◆ WORK ITEM ◆
Copy out each line of the material in which the word "标准化为" can be found.

◆ DATASET ENTRIES ◆

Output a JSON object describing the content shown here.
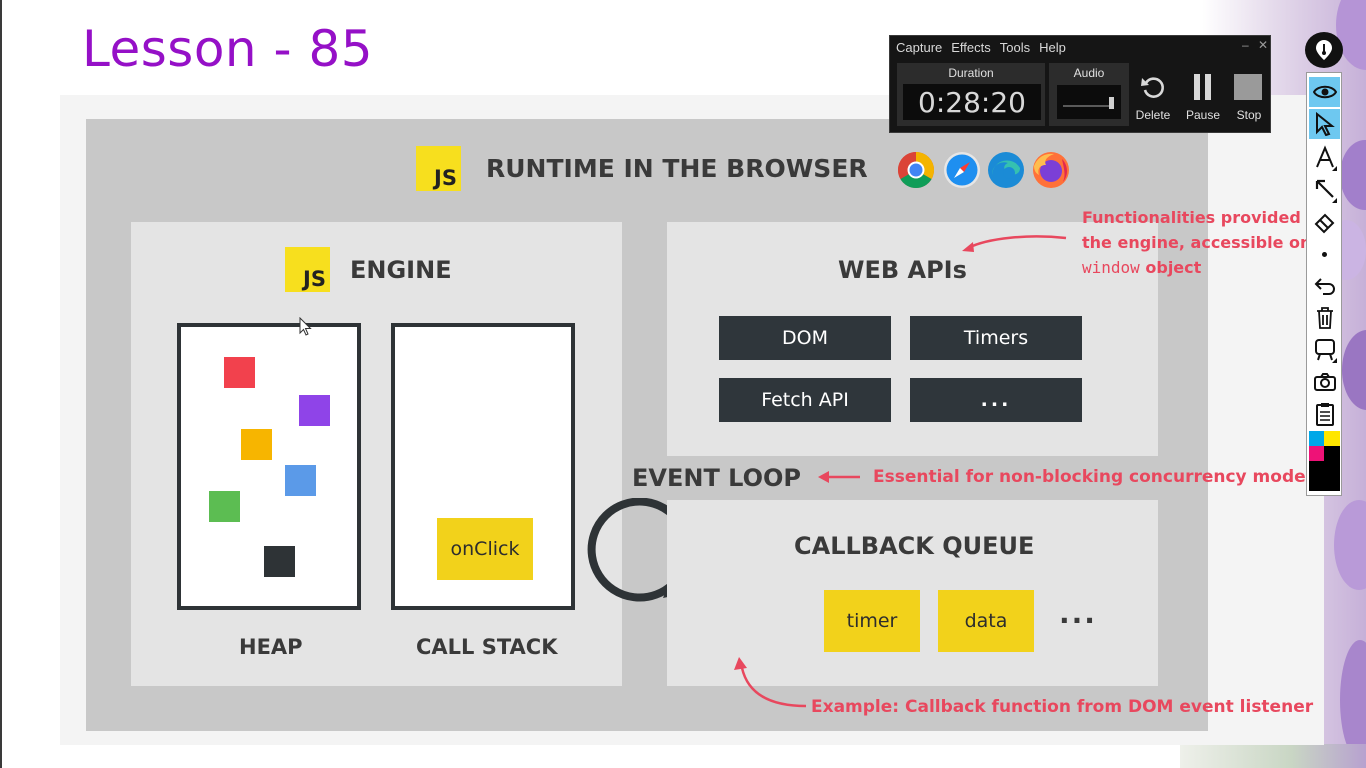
{
  "lesson": {
    "title": "Lesson - 85"
  },
  "slide": {
    "runtime_title": "RUNTIME IN THE BROWSER",
    "js_logo_text": "JS",
    "browsers": [
      "chrome-icon",
      "safari-icon",
      "edge-icon",
      "firefox-icon"
    ],
    "engine": {
      "title": "ENGINE",
      "heap_label": "HEAP",
      "call_stack_label": "CALL STACK",
      "stack_item": "onClick",
      "heap_colors": [
        "#f2414d",
        "#8f44e8",
        "#f7b500",
        "#5b9ae8",
        "#5cbd52",
        "#2e3336"
      ]
    },
    "web_apis": {
      "title": "WEB APIs",
      "items": [
        "DOM",
        "Timers",
        "Fetch API",
        "..."
      ]
    },
    "event_loop": {
      "title": "EVENT LOOP"
    },
    "callback_queue": {
      "title": "CALLBACK QUEUE",
      "items": [
        "timer",
        "data"
      ],
      "more": "..."
    },
    "annotations": {
      "web_api_note_line1": "Functionalities provided to",
      "web_api_note_line2": "the engine, accessible on",
      "web_api_note_code": "window",
      "web_api_note_line3": " object",
      "event_loop_note": "Essential for non-blocking concurrency model",
      "callback_note": "Example: Callback function from DOM event listener"
    },
    "accent_color": "#e8485e"
  },
  "capture_toolbar": {
    "menu": [
      "Capture",
      "Effects",
      "Tools",
      "Help"
    ],
    "duration_label": "Duration",
    "duration_value": "0:28:20",
    "audio_label": "Audio",
    "delete_label": "Delete",
    "pause_label": "Pause",
    "stop_label": "Stop"
  },
  "tool_palette": {
    "tools": [
      "eye-icon",
      "pointer-icon",
      "text-icon",
      "arrow-icon",
      "eraser-icon",
      "dot-icon",
      "undo-icon",
      "trash-icon",
      "easel-icon",
      "camera-icon",
      "clipboard-icon",
      "color-picker"
    ],
    "active_tools": [
      "eye-icon",
      "pointer-icon"
    ]
  }
}
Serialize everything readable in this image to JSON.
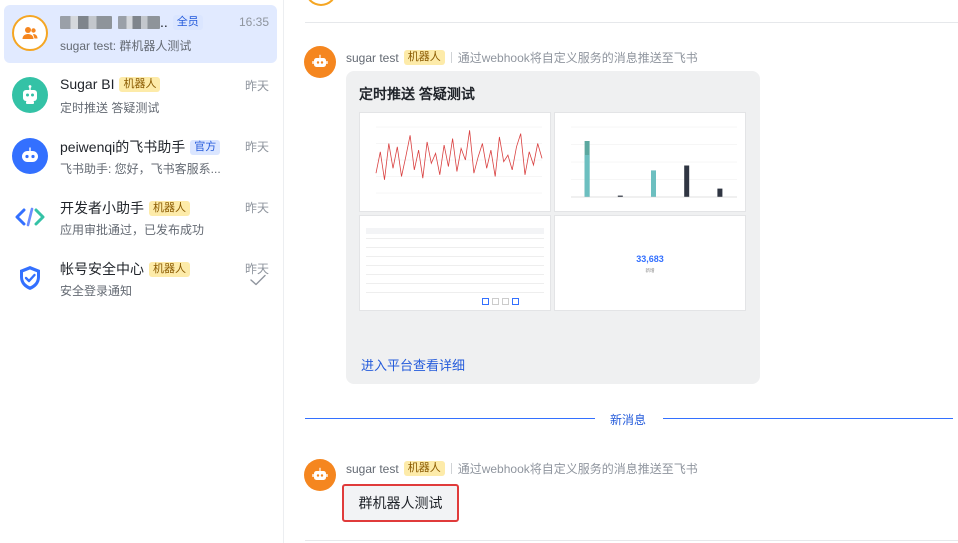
{
  "sidebar": {
    "chats": [
      {
        "title": "..",
        "tag": "全员",
        "subtitle": "sugar test: 群机器人测试",
        "time": "16:35"
      },
      {
        "title": "Sugar BI",
        "tag": "机器人",
        "subtitle": "定时推送 答疑测试",
        "time": "昨天"
      },
      {
        "title": "peiwenqi的飞书助手",
        "tag": "官方",
        "subtitle": "飞书助手: 您好，飞书客服系...",
        "time": "昨天"
      },
      {
        "title": "开发者小助手",
        "tag": "机器人",
        "subtitle": "应用审批通过，已发布成功",
        "time": "昨天"
      },
      {
        "title": "帐号安全中心",
        "tag": "机器人",
        "subtitle": "安全登录通知",
        "time": "昨天"
      }
    ]
  },
  "messages": [
    {
      "sender": "sugar test",
      "tag": "机器人",
      "note": "通过webhook将自定义服务的消息推送至飞书"
    },
    {
      "sender": "sugar test",
      "tag": "机器人",
      "note": "通过webhook将自定义服务的消息推送至飞书"
    }
  ],
  "card": {
    "title": "定时推送 答疑测试",
    "link": "进入平台查看详细",
    "kpi_value": "33,683",
    "kpi_label": "新增"
  },
  "divider_label": "新消息",
  "bubble_text": "群机器人测试",
  "colors": {
    "accent": "#3370ff",
    "bot_orange": "#f5861f",
    "highlight": "#e03b3b"
  },
  "chart_data": [
    {
      "type": "line",
      "series": [
        {
          "values": [
            12,
            25,
            8,
            30,
            15,
            28,
            10,
            22,
            35,
            14,
            26,
            9,
            31,
            18,
            24,
            11,
            29,
            16,
            33,
            13,
            27,
            20,
            38,
            12,
            22,
            30,
            15,
            26,
            10,
            34,
            19,
            23,
            14,
            28,
            36,
            11,
            25,
            17,
            30,
            21
          ]
        }
      ],
      "ylim": [
        0,
        40
      ]
    },
    {
      "type": "bar",
      "categories": [
        "",
        "",
        "",
        "",
        ""
      ],
      "series": [
        {
          "values": [
            80,
            0,
            0,
            0,
            0
          ]
        },
        {
          "values": [
            0,
            2,
            0,
            45,
            12
          ]
        },
        {
          "values": [
            60,
            0,
            38,
            0,
            0
          ]
        }
      ],
      "ylim": [
        0,
        100
      ]
    }
  ]
}
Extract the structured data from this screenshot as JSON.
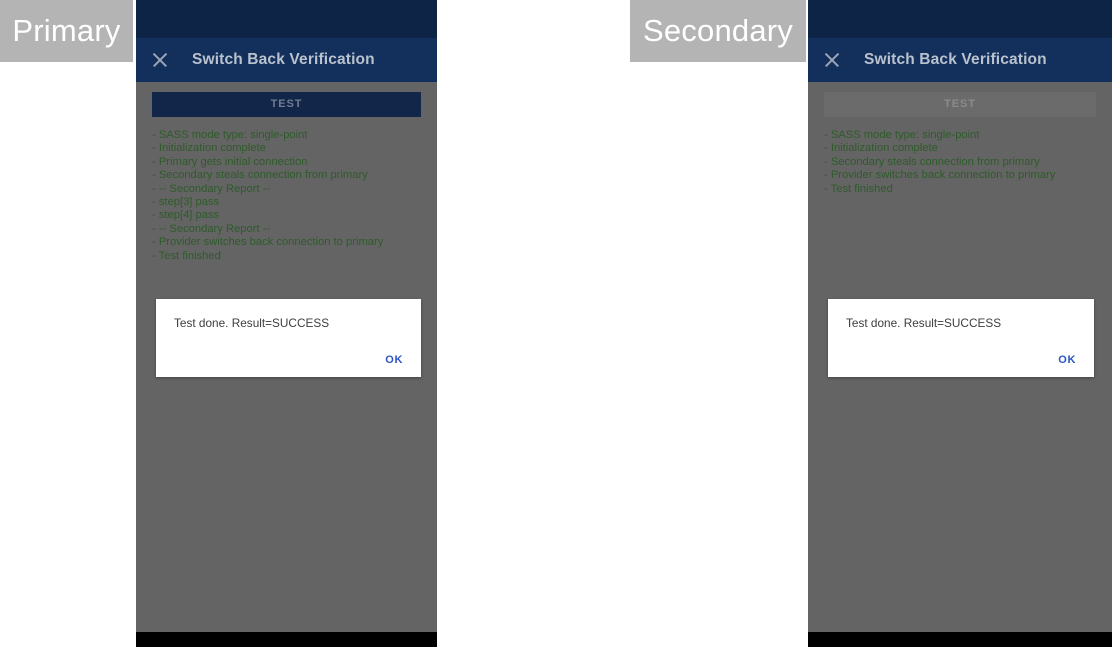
{
  "labels": {
    "primary": "Primary",
    "secondary": "Secondary"
  },
  "icons": {
    "close": "close-icon"
  },
  "panels": {
    "primary": {
      "role": "Primary",
      "appbar": {
        "title": "Switch Back Verification",
        "close_label": "Close"
      },
      "test_button": {
        "label": "TEST",
        "enabled": true
      },
      "log_lines": [
        "- SASS mode type: single-point",
        "- Initialization complete",
        "- Primary gets initial connection",
        "- Secondary steals connection from primary",
        "- -- Secondary Report --",
        "- step[3] pass",
        "- step[4] pass",
        "- -- Secondary Report --",
        "- Provider switches back connection to primary",
        "- Test finished"
      ],
      "dialog": {
        "message": "Test done. Result=SUCCESS",
        "ok_label": "OK"
      }
    },
    "secondary": {
      "role": "Secondary",
      "appbar": {
        "title": "Switch Back Verification",
        "close_label": "Close"
      },
      "test_button": {
        "label": "TEST",
        "enabled": false
      },
      "log_lines": [
        "- SASS mode type: single-point",
        "- Initialization complete",
        "- Secondary steals connection from primary",
        "- Provider switches back connection to primary",
        "- Test finished"
      ],
      "dialog": {
        "message": "Test done. Result=SUCCESS",
        "ok_label": "OK"
      }
    }
  },
  "colors": {
    "statusbar": "#0e2447",
    "appbar": "#13305c",
    "body": "#646464",
    "button_enabled": "#12264a",
    "button_disabled": "#6b6b6b",
    "log_text": "#2e5c2a",
    "dialog_bg": "#ffffff",
    "ok_text": "#2b53c6",
    "chip_bg": "#b4b4b4",
    "navbar": "#000000"
  }
}
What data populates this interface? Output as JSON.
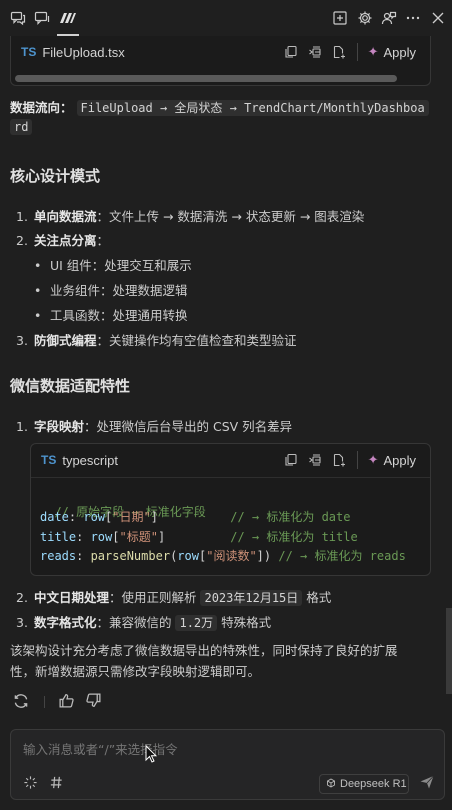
{
  "toolbar": {
    "left_icons": [
      "comment-discussion-icon",
      "chat-icon",
      "m-logo-icon"
    ],
    "right_icons": [
      "plus-square-icon",
      "gear-icon",
      "person-feedback-icon",
      "ellipsis-icon",
      "close-icon"
    ]
  },
  "code_block_1": {
    "badge": "TS",
    "filename": "FileUpload.tsx",
    "apply_label": "Apply"
  },
  "data_flow": {
    "label": "数据流向：",
    "code_line1": "FileUpload → 全局状态 → TrendChart/MonthlyDashboa",
    "code_line2": "rd"
  },
  "section1": {
    "title": "核心设计模式",
    "item1_num": "1.",
    "item1_bold": "单向数据流",
    "item1_text": "：文件上传 → 数据清洗 → 状态更新 → 图表渲染",
    "item2_num": "2.",
    "item2_bold": "关注点分离",
    "item2_text": "：",
    "sub1": "UI 组件：处理交互和展示",
    "sub2": "业务组件：处理数据逻辑",
    "sub3": "工具函数：处理通用转换",
    "item3_num": "3.",
    "item3_bold": "防御式编程",
    "item3_text": "：关键操作均有空值检查和类型验证"
  },
  "section2": {
    "title": "微信数据适配特性",
    "item1_num": "1.",
    "item1_bold": "字段映射",
    "item1_text": "：处理微信后台导出的 CSV 列名差异",
    "item2_num": "2.",
    "item2_bold": "中文日期处理",
    "item2_text": "：使用正则解析 ",
    "item2_code": "2023年12月15日",
    "item2_tail": " 格式",
    "item3_num": "3.",
    "item3_bold": "数字格式化",
    "item3_text": "：兼容微信的 ",
    "item3_code": "1.2万",
    "item3_tail": " 特殊格式"
  },
  "code_block_2": {
    "badge": "TS",
    "language": "typescript",
    "apply_label": "Apply",
    "lines": {
      "l1_comment": "// 原始字段 → 标准化字段",
      "l2_var": "date",
      "l2_mid": ": ",
      "l2_row": "row",
      "l2_open": "[",
      "l2_str": "\"日期\"",
      "l2_close": "]",
      "l2_pad": "          ",
      "l2_comment": "// → 标准化为 date",
      "l3_var": "title",
      "l3_mid": ": ",
      "l3_row": "row",
      "l3_open": "[",
      "l3_str": "\"标题\"",
      "l3_close": "]",
      "l3_pad": "         ",
      "l3_comment": "// → 标准化为 title",
      "l4_var": "reads",
      "l4_mid": ": ",
      "l4_fn": "parseNumber",
      "l4_open": "(",
      "l4_row": "row",
      "l4_br": "[",
      "l4_str": "\"阅读数\"",
      "l4_close": "])",
      "l4_pad": " ",
      "l4_comment": "// → 标准化为 reads"
    }
  },
  "summary": {
    "line1": "该架构设计充分考虑了微信数据导出的特殊性，同时保持了良好的扩展",
    "line2": "性，新增数据源只需修改字段映射逻辑即可。"
  },
  "actions": {
    "icons": [
      "refresh-icon",
      "thumbs-up-icon",
      "thumbs-down-icon"
    ]
  },
  "input": {
    "placeholder": "输入消息或者“/”来选择指令",
    "model_label": "Deepseek R1"
  },
  "colors": {
    "background": "#1f1f1f",
    "accent_ts": "#4e94ce",
    "sparkle": "#c586c0",
    "comment": "#6a9955",
    "string": "#ce9178",
    "variable": "#9cdcfe",
    "function": "#dcdcaa"
  }
}
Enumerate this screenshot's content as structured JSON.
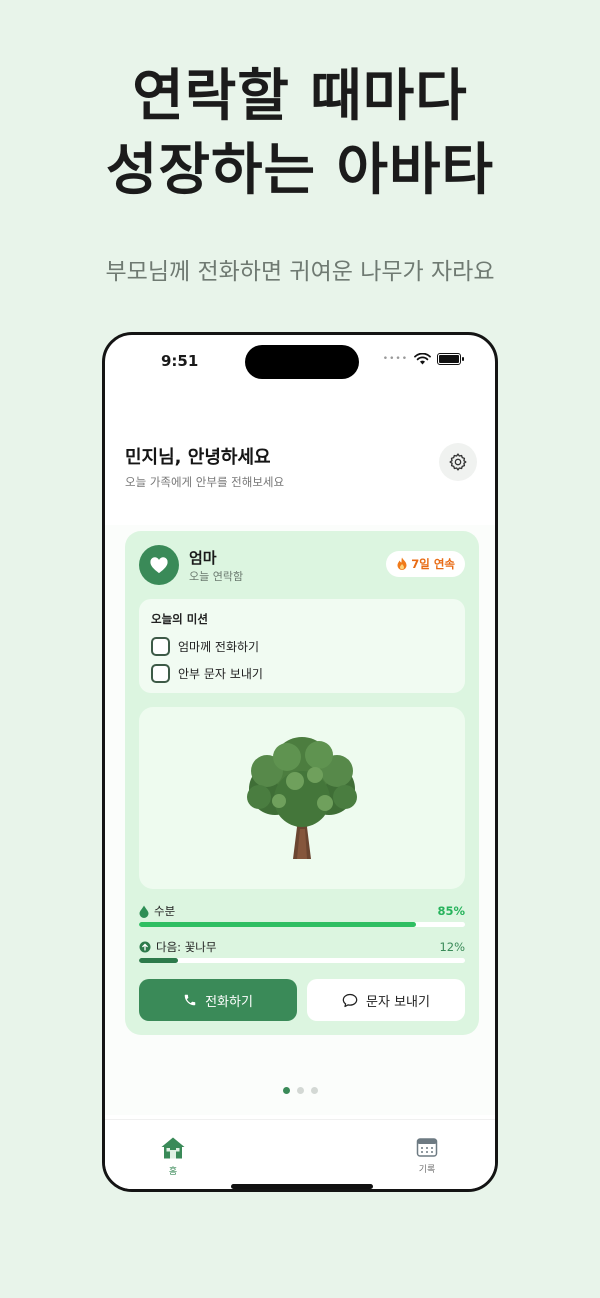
{
  "promo": {
    "headline_line1": "연락할 때마다",
    "headline_line2": "성장하는 아바타",
    "subheadline": "부모님께 전화하면 귀여운 나무가 자라요"
  },
  "status_bar": {
    "time": "9:51"
  },
  "header": {
    "greeting": "민지님, 안녕하세요",
    "subtitle": "오늘 가족에게 안부를 전해보세요"
  },
  "contact_card": {
    "name": "엄마",
    "last_contact": "오늘 연락함",
    "streak_label": "7일 연속",
    "missions_title": "오늘의 미션",
    "missions": [
      {
        "label": "엄마께 전화하기",
        "checked": false
      },
      {
        "label": "안부 문자 보내기",
        "checked": false
      }
    ],
    "stats": {
      "water_label": "수분",
      "water_value_text": "85%",
      "water_value": 85,
      "next_label": "다음: 꽃나무",
      "next_value_text": "12%",
      "next_value": 12
    },
    "call_button": "전화하기",
    "message_button": "문자 보내기"
  },
  "pagination": {
    "count": 3,
    "active": 0
  },
  "tabbar": {
    "home_label": "홈",
    "log_label": "기록"
  },
  "colors": {
    "background": "#e8f4ea",
    "accent": "#3a8a58",
    "progress_green": "#2fbf62",
    "streak_orange": "#e86b15",
    "card": "#dcf5e0"
  }
}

◆ EXERCISE RESPONSE ◆
      "l2_comment": "// → 标准化为 date",
      "l3_comment": "// → 标准化为 title",
      "l4_comment": "// → 标准化为 reads"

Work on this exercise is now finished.